Website and app data records:
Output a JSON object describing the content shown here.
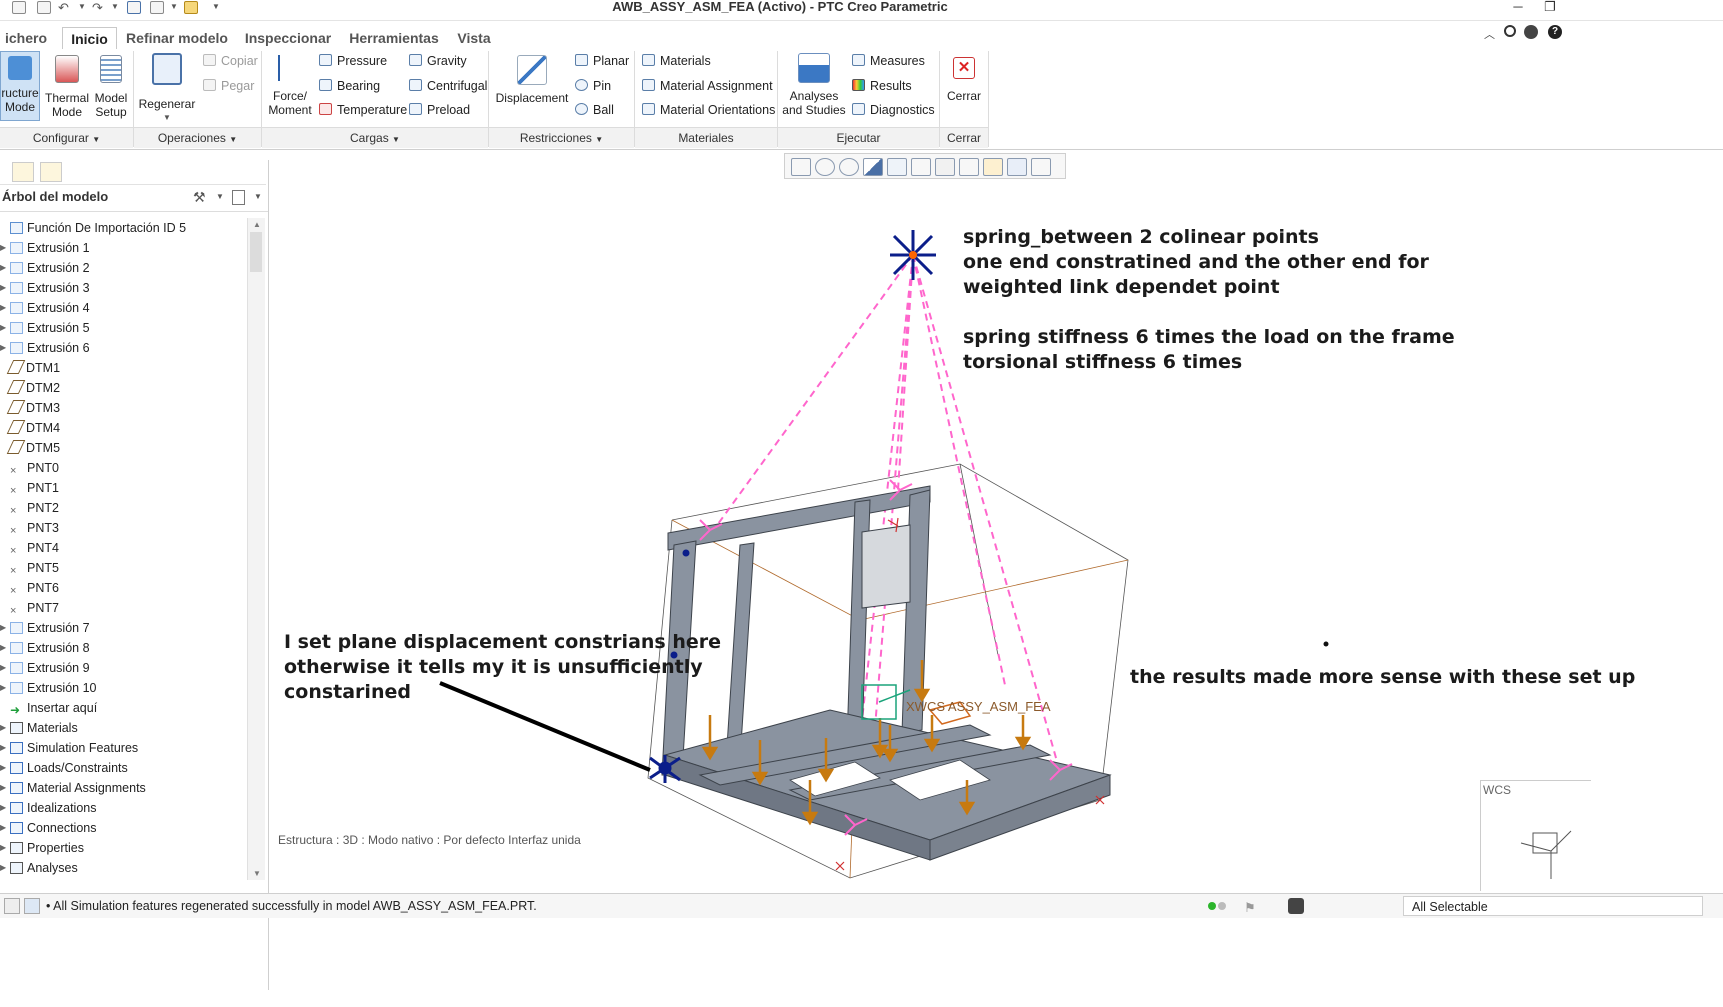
{
  "window": {
    "title": "AWB_ASSY_ASM_FEA (Activo) - PTC Creo Parametric"
  },
  "tabs": [
    {
      "label": "ichero",
      "has_dropdown": true
    },
    {
      "label": "Inicio",
      "active": true
    },
    {
      "label": "Refinar modelo"
    },
    {
      "label": "Inspeccionar"
    },
    {
      "label": "Herramientas"
    },
    {
      "label": "Vista"
    }
  ],
  "ribbon": {
    "configurar": {
      "structure_mode": "ructure\nMode",
      "thermal_mode": "Thermal\nMode",
      "model_setup": "Model\nSetup",
      "group_label": "Configurar"
    },
    "operaciones": {
      "regenerar": "Regenerar",
      "copiar": "Copiar",
      "pegar": "Pegar",
      "group_label": "Operaciones"
    },
    "cargas": {
      "force_moment": "Force/\nMoment",
      "pressure": "Pressure",
      "bearing": "Bearing",
      "temperature": "Temperature",
      "gravity": "Gravity",
      "centrifugal": "Centrifugal",
      "preload": "Preload",
      "group_label": "Cargas"
    },
    "restricciones": {
      "displacement": "Displacement",
      "planar": "Planar",
      "pin": "Pin",
      "ball": "Ball",
      "group_label": "Restricciones"
    },
    "materiales": {
      "materials": "Materials",
      "material_assignment": "Material Assignment",
      "material_orientations": "Material Orientations",
      "group_label": "Materiales"
    },
    "ejecutar": {
      "analyses_and_studies": "Analyses\nand Studies",
      "measures": "Measures",
      "results": "Results",
      "diagnostics": "Diagnostics",
      "group_label": "Ejecutar"
    },
    "cerrar": {
      "cerrar": "Cerrar",
      "group_label": "Cerrar"
    }
  },
  "model_tree": {
    "title": "Árbol del modelo",
    "items": [
      {
        "label": "Función De Importación ID 5",
        "icon": "import-feature-icon"
      },
      {
        "label": "Extrusión 1",
        "icon": "extrude-icon"
      },
      {
        "label": "Extrusión 2",
        "icon": "extrude-icon"
      },
      {
        "label": "Extrusión 3",
        "icon": "extrude-icon"
      },
      {
        "label": "Extrusión 4",
        "icon": "extrude-icon"
      },
      {
        "label": "Extrusión 5",
        "icon": "extrude-icon"
      },
      {
        "label": "Extrusión 6",
        "icon": "extrude-icon"
      },
      {
        "label": "DTM1",
        "icon": "datum-plane-icon"
      },
      {
        "label": "DTM2",
        "icon": "datum-plane-icon"
      },
      {
        "label": "DTM3",
        "icon": "datum-plane-icon"
      },
      {
        "label": "DTM4",
        "icon": "datum-plane-icon"
      },
      {
        "label": "DTM5",
        "icon": "datum-plane-icon"
      },
      {
        "label": "PNT0",
        "icon": "datum-point-icon"
      },
      {
        "label": "PNT1",
        "icon": "datum-point-icon"
      },
      {
        "label": "PNT2",
        "icon": "datum-point-icon"
      },
      {
        "label": "PNT3",
        "icon": "datum-point-icon"
      },
      {
        "label": "PNT4",
        "icon": "datum-point-icon"
      },
      {
        "label": "PNT5",
        "icon": "datum-point-icon"
      },
      {
        "label": "PNT6",
        "icon": "datum-point-icon"
      },
      {
        "label": "PNT7",
        "icon": "datum-point-icon"
      },
      {
        "label": "Extrusión 7",
        "icon": "extrude-icon"
      },
      {
        "label": "Extrusión 8",
        "icon": "extrude-icon"
      },
      {
        "label": "Extrusión 9",
        "icon": "extrude-icon"
      },
      {
        "label": "Extrusión 10",
        "icon": "extrude-icon"
      },
      {
        "label": "Insertar aquí",
        "icon": "insert-arrow-icon"
      },
      {
        "label": "Materials",
        "icon": "materials-icon"
      },
      {
        "label": "Simulation Features",
        "icon": "simulation-icon"
      },
      {
        "label": "Loads/Constraints",
        "icon": "loads-icon"
      },
      {
        "label": "Material Assignments",
        "icon": "material-assignment-icon"
      },
      {
        "label": "Idealizations",
        "icon": "idealization-icon"
      },
      {
        "label": "Connections",
        "icon": "connections-icon"
      },
      {
        "label": "Properties",
        "icon": "properties-icon"
      },
      {
        "label": "Analyses",
        "icon": "analyses-icon"
      }
    ]
  },
  "viewport": {
    "annotation_top": [
      "spring_between 2 colinear points",
      "one end constratined and the other end for",
      "weighted link dependet point",
      "",
      "spring stiffness 6 times the load on the frame",
      "torsional stiffness 6 times"
    ],
    "annotation_left": [
      "I set plane displacement constrians here",
      "otherwise it tells my it is unsufficiently",
      "constarined"
    ],
    "annotation_right": "the results made more sense with these set up",
    "model_label": "XWCS ASSY_ASM_FEA",
    "wcs_label": "WCS",
    "status_text": "Estructura : 3D : Modo nativo : Por defecto Interfaz unida"
  },
  "status_bar": {
    "message": "All Simulation features regenerated successfully in model AWB_ASSY_ASM_FEA.PRT.",
    "filter": "All Selectable"
  },
  "colors": {
    "accent_blue": "#2a5ea8",
    "spring_pink": "#ff66cc",
    "frame_gray": "#8a93a0",
    "load_orange": "#c77a10",
    "constraint_navy": "#0b1e8a"
  }
}
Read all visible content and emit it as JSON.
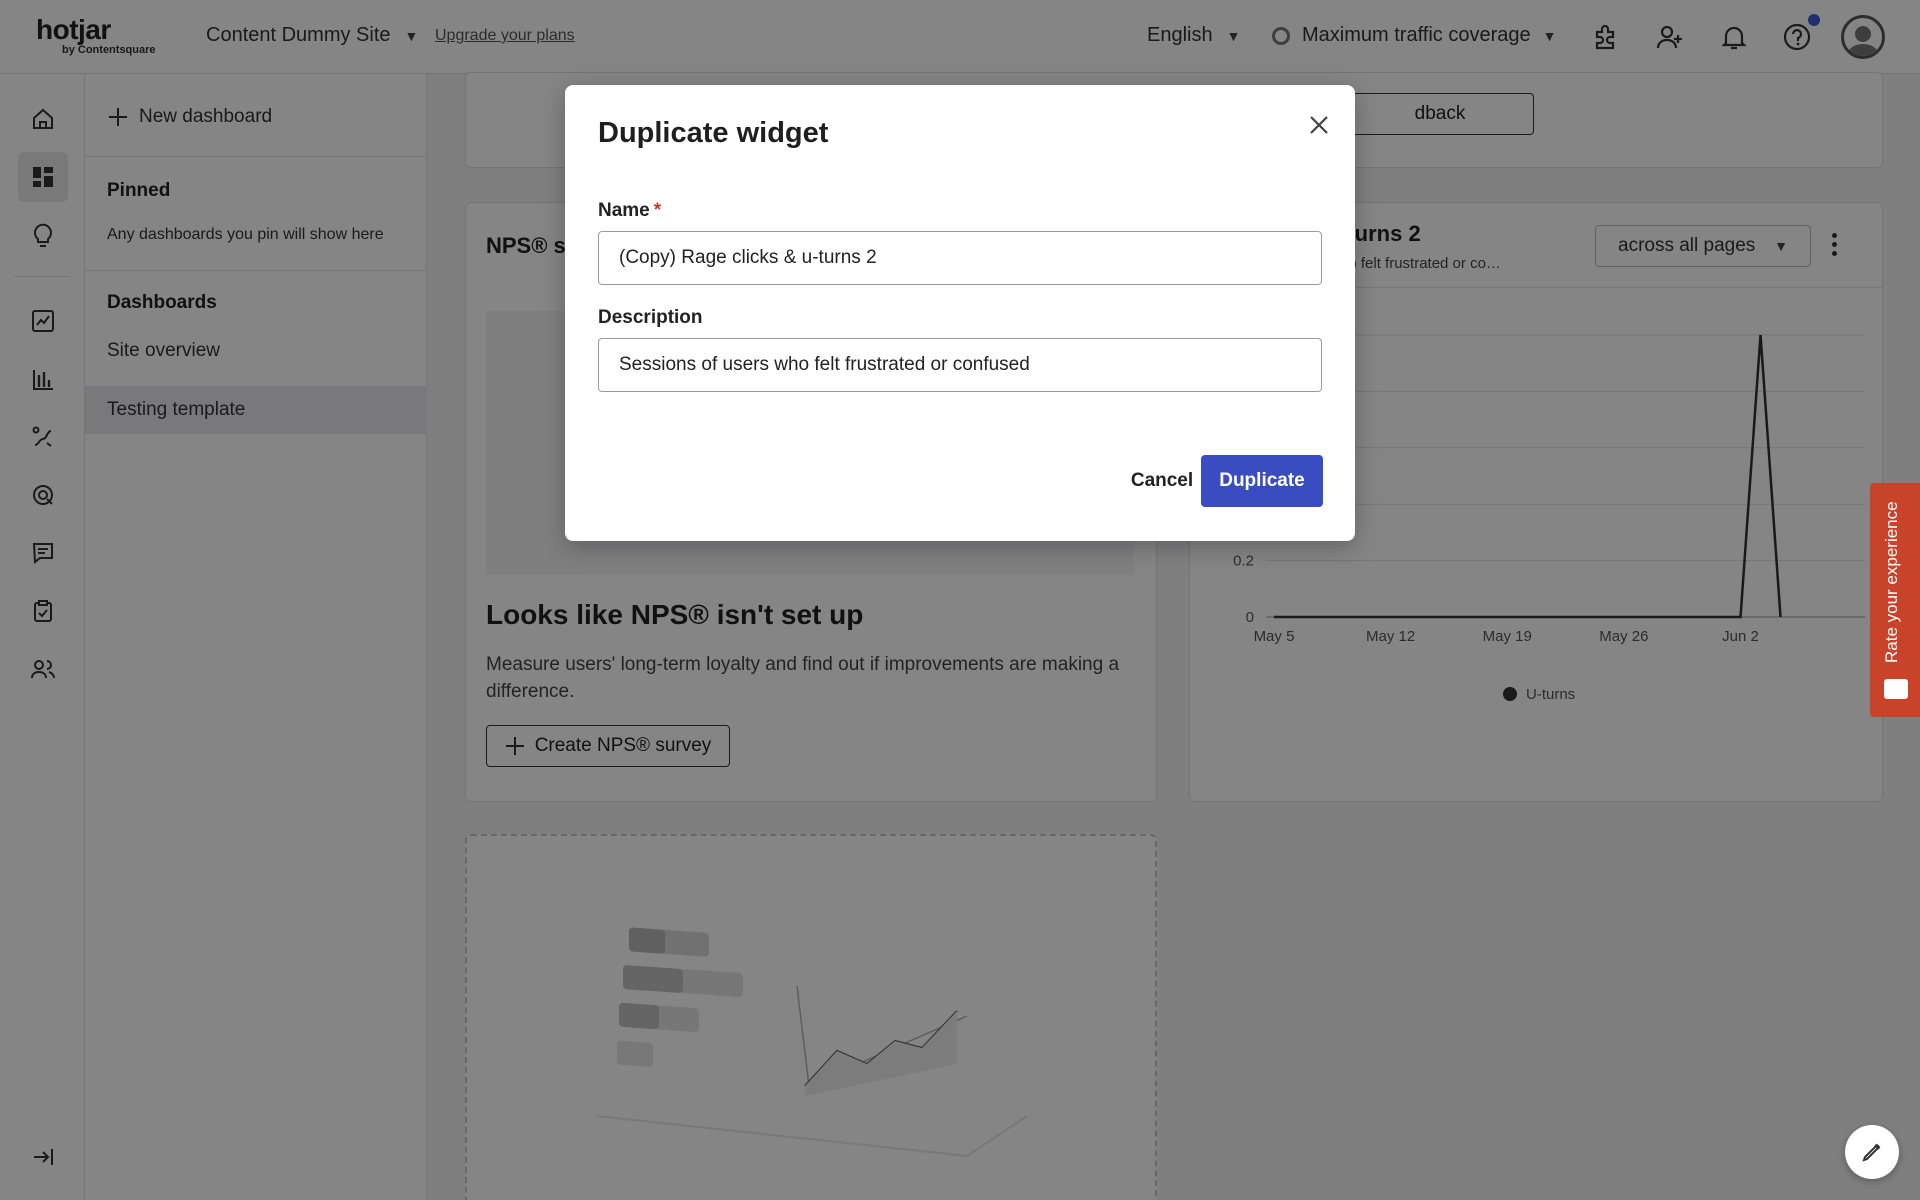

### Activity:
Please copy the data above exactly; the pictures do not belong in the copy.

### Task output:
Output a JSON object describing the content shown here.
{
  "window": {
    "title": "AWB_ASSY_ASM_FEA (Activo) - PTC Creo Parametric"
  },
  "tabs": [
    {
      "label": "ichero",
      "has_dropdown": true
    },
    {
      "label": "Inicio",
      "active": true
    },
    {
      "label": "Refinar modelo"
    },
    {
      "label": "Inspeccionar"
    },
    {
      "label": "Herramientas"
    },
    {
      "label": "Vista"
    }
  ],
  "ribbon": {
    "configurar": {
      "structure_mode": "ructure\nMode",
      "thermal_mode": "Thermal\nMode",
      "model_setup": "Model\nSetup",
      "group_label": "Configurar"
    },
    "operaciones": {
      "regenerar": "Regenerar",
      "copiar": "Copiar",
      "pegar": "Pegar",
      "group_label": "Operaciones"
    },
    "cargas": {
      "force_moment": "Force/\nMoment",
      "pressure": "Pressure",
      "bearing": "Bearing",
      "temperature": "Temperature",
      "gravity": "Gravity",
      "centrifugal": "Centrifugal",
      "preload": "Preload",
      "group_label": "Cargas"
    },
    "restricciones": {
      "displacement": "Displacement",
      "planar": "Planar",
      "pin": "Pin",
      "ball": "Ball",
      "group_label": "Restricciones"
    },
    "materiales": {
      "materials": "Materials",
      "material_assignment": "Material Assignment",
      "material_orientations": "Material Orientations",
      "group_label": "Materiales"
    },
    "ejecutar": {
      "analyses_and_studies": "Analyses\nand Studies",
      "measures": "Measures",
      "results": "Results",
      "diagnostics": "Diagnostics",
      "group_label": "Ejecutar"
    },
    "cerrar": {
      "cerrar": "Cerrar",
      "group_label": "Cerrar"
    }
  },
  "model_tree": {
    "title": "Árbol del modelo",
    "items": [
      {
        "label": "Función De Importación ID 5",
        "icon": "import-feature-icon"
      },
      {
        "label": "Extrusión 1",
        "icon": "extrude-icon"
      },
      {
        "label": "Extrusión 2",
        "icon": "extrude-icon"
      },
      {
        "label": "Extrusión 3",
        "icon": "extrude-icon"
      },
      {
        "label": "Extrusión 4",
        "icon": "extrude-icon"
      },
      {
        "label": "Extrusión 5",
        "icon": "extrude-icon"
      },
      {
        "label": "Extrusión 6",
        "icon": "extrude-icon"
      },
      {
        "label": "DTM1",
        "icon": "datum-plane-icon"
      },
      {
        "label": "DTM2",
        "icon": "datum-plane-icon"
      },
      {
        "label": "DTM3",
        "icon": "datum-plane-icon"
      },
      {
        "label": "DTM4",
        "icon": "datum-plane-icon"
      },
      {
        "label": "DTM5",
        "icon": "datum-plane-icon"
      },
      {
        "label": "PNT0",
        "icon": "datum-point-icon"
      },
      {
        "label": "PNT1",
        "icon": "datum-point-icon"
      },
      {
        "label": "PNT2",
        "icon": "datum-point-icon"
      },
      {
        "label": "PNT3",
        "icon": "datum-point-icon"
      },
      {
        "label": "PNT4",
        "icon": "datum-point-icon"
      },
      {
        "label": "PNT5",
        "icon": "datum-point-icon"
      },
      {
        "label": "PNT6",
        "icon": "datum-point-icon"
      },
      {
        "label": "PNT7",
        "icon": "datum-point-icon"
      },
      {
        "label": "Extrusión 7",
        "icon": "extrude-icon"
      },
      {
        "label": "Extrusión 8",
        "icon": "extrude-icon"
      },
      {
        "label": "Extrusión 9",
        "icon": "extrude-icon"
      },
      {
        "label": "Extrusión 10",
        "icon": "extrude-icon"
      },
      {
        "label": "Insertar aquí",
        "icon": "insert-arrow-icon"
      },
      {
        "label": "Materials",
        "icon": "materials-icon"
      },
      {
        "label": "Simulation Features",
        "icon": "simulation-icon"
      },
      {
        "label": "Loads/Constraints",
        "icon": "loads-icon"
      },
      {
        "label": "Material Assignments",
        "icon": "material-assignment-icon"
      },
      {
        "label": "Idealizations",
        "icon": "idealization-icon"
      },
      {
        "label": "Connections",
        "icon": "connections-icon"
      },
      {
        "label": "Properties",
        "icon": "properties-icon"
      },
      {
        "label": "Analyses",
        "icon": "analyses-icon"
      }
    ]
  },
  "viewport": {
    "annotation_top": [
      "spring_between 2 colinear points",
      "one end constratined and the other end for",
      "weighted link dependet point",
      "",
      "spring stiffness 6 times the load on the frame",
      "torsional stiffness 6 times"
    ],
    "annotation_left": [
      "I set plane displacement constrians here",
      "otherwise it tells my it is unsufficiently",
      "constarined"
    ],
    "annotation_right": "the results made more sense with these set up",
    "model_label": "XWCS ASSY_ASM_FEA",
    "wcs_label": "WCS",
    "status_text": "Estructura : 3D : Modo nativo : Por defecto Interfaz unida"
  },
  "status_bar": {
    "message": "All Simulation features regenerated successfully in model AWB_ASSY_ASM_FEA.PRT.",
    "filter": "All Selectable"
  },
  "colors": {
    "accent_blue": "#2a5ea8",
    "spring_pink": "#ff66cc",
    "frame_gray": "#8a93a0",
    "load_orange": "#c77a10",
    "constraint_navy": "#0b1e8a"
  }
}
Read all visible content and emit it as JSON.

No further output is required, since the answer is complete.